I agree, and, somehow, isn't ssreflect => what you are asking for? Providing a => Vanilla side would be easy (there is actually already the PR #136 that I mentioned above).

Yes => is what we want. But its vanilla version: it would apply directly to an hypothesis of the context.

view this post on Zulip Yannick Forster (Oct 17 2020 at 08:50):

I didn't follow the detailed discussion, but wanted to mention that I often do specialize H as pat which should be completely equivalent to revert H; intros H as pat. It's counterintuitive for readers, but that way I don't have to remember which tactic accepts which pattern.

view this post on Zulip Ralf Jung (Oct 21 2020 at 08:01):

Technical solutions exist to resolve the split. In particular, adding specialization on the fly to vanilla patterns, or providing a variant of % that generalizes, or supporting custom patterns abbreviating any 0-or-1-goal producing tactic so as to allow an equivalent to // and /= would be relatively easy. But I don't want to repeat what happened when I implemented the %foo pattern and I don't think that it makes sense that I contribute to resolving the split alone without a clear support of the development team or, at least, of the users.

FWIW, the things that surprised me most about %foo is how different it is from the ssreflect /foo, and in particular the strange effects it has on evaluation order: H%foo has foo applied before H is evaluated (right-to-left order) except that H%foo%bar still has these two lemmas applied in left-to-right order... so there is not even a way to describe the semantics of %foo by just traversing the syntax tree of patterns, at least not if the syntax tree looks as one would intuitively expected: pat ::= ... | pat%lemma. One instead needs a more complicated syntax tree where pat%lemma1...%lemmaN is a single production rule and pat itself must not have a top.level %... that is very counterintuitive.
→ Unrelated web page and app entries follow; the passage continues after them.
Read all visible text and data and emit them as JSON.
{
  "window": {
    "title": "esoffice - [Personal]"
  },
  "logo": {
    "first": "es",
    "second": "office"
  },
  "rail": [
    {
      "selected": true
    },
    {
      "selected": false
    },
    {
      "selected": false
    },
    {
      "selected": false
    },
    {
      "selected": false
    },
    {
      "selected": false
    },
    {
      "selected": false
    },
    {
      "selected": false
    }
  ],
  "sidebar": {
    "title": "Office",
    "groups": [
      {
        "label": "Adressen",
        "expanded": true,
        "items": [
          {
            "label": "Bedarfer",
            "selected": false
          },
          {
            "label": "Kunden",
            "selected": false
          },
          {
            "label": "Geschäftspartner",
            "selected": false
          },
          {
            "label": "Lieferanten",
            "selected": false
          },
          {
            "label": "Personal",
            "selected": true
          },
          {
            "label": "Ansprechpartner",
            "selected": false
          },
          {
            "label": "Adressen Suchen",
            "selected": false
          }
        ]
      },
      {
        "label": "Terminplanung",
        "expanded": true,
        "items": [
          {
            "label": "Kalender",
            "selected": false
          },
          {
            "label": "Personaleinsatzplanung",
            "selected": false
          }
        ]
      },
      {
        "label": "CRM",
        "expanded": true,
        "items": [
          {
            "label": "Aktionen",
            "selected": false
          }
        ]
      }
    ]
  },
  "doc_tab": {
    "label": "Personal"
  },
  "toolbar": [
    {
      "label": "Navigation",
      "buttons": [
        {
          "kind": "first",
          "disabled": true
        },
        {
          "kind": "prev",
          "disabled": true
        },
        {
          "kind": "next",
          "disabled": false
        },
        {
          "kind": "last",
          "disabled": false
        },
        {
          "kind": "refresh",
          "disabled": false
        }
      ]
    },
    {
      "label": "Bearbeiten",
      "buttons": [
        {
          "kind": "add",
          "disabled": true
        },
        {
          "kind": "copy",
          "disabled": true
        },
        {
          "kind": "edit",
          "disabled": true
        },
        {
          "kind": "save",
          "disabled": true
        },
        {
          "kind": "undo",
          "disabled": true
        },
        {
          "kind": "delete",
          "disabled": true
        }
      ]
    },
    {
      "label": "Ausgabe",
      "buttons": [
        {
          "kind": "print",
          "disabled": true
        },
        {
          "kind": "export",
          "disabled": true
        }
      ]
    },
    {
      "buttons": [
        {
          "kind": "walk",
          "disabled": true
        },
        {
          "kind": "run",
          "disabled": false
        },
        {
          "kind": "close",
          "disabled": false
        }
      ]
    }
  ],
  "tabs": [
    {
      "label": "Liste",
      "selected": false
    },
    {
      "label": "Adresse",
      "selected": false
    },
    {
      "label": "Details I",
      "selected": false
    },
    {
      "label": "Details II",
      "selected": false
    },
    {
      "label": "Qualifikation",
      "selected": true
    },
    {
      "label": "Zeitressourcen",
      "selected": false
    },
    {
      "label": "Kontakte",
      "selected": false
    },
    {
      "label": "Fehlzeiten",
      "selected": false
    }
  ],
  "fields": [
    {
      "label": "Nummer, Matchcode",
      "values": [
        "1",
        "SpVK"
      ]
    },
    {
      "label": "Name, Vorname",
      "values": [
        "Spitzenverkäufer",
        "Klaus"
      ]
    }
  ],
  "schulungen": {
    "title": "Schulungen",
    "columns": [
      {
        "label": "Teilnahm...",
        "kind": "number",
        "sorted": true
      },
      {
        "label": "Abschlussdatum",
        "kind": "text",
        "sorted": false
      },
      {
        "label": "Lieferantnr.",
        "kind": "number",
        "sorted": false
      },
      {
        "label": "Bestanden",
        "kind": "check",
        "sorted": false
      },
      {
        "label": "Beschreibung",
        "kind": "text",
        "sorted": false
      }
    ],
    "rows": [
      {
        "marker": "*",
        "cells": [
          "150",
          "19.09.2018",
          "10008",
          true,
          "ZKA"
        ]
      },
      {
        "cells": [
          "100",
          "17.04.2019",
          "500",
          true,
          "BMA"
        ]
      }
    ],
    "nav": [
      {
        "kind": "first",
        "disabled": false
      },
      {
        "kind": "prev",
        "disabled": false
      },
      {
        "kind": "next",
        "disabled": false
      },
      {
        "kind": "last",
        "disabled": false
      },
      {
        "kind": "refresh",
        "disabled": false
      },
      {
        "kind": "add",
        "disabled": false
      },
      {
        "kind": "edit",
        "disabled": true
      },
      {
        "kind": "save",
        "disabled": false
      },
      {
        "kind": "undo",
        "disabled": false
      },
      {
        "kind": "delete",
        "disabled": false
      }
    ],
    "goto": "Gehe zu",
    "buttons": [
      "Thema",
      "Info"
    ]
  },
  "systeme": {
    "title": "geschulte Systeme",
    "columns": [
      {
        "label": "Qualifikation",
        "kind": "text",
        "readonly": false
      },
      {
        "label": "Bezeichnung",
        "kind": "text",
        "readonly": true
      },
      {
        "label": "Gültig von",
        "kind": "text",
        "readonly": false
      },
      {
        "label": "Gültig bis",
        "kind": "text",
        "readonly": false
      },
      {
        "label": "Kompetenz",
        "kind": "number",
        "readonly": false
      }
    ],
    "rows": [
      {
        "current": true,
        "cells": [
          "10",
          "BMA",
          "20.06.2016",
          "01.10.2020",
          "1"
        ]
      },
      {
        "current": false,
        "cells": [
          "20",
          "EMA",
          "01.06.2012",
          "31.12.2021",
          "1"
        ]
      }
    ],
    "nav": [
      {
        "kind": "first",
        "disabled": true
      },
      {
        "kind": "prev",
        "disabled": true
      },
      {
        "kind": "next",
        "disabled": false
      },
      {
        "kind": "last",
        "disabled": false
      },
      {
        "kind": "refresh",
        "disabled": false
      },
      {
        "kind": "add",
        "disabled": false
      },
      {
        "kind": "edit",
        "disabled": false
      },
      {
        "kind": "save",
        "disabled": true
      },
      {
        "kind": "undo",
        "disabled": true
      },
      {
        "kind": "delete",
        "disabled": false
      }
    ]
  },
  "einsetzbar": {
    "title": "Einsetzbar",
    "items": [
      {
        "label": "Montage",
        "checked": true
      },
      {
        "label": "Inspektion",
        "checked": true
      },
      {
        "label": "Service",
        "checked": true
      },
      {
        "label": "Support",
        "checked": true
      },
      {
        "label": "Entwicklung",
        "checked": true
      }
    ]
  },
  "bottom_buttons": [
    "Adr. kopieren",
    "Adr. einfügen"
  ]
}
I wonder what the reasons were to not just copy ssreflect syntax unchanged? It has proven to work very well, after all.

view this post on Zulip Maxime Dénès (Oct 21 2020 at 08:40):

I wonder what the reasons were to not just copy ssreflect syntax unchanged? It has proven to work very well, after all.

IIRC, this was more or less the feedback that was given by the development team at the time.

view this post on Zulip Théo Zimmermann (Oct 21 2020 at 09:35):

It was introduced in 8.5 though, so before proper reviewing happened through pull requests. The changelog notes that "The feature and syntax are in experimental stage". I wonder what impact would have a change to the semantic of this intro pattern.


Last updated: Jan 29 2023 at 05:03 UTC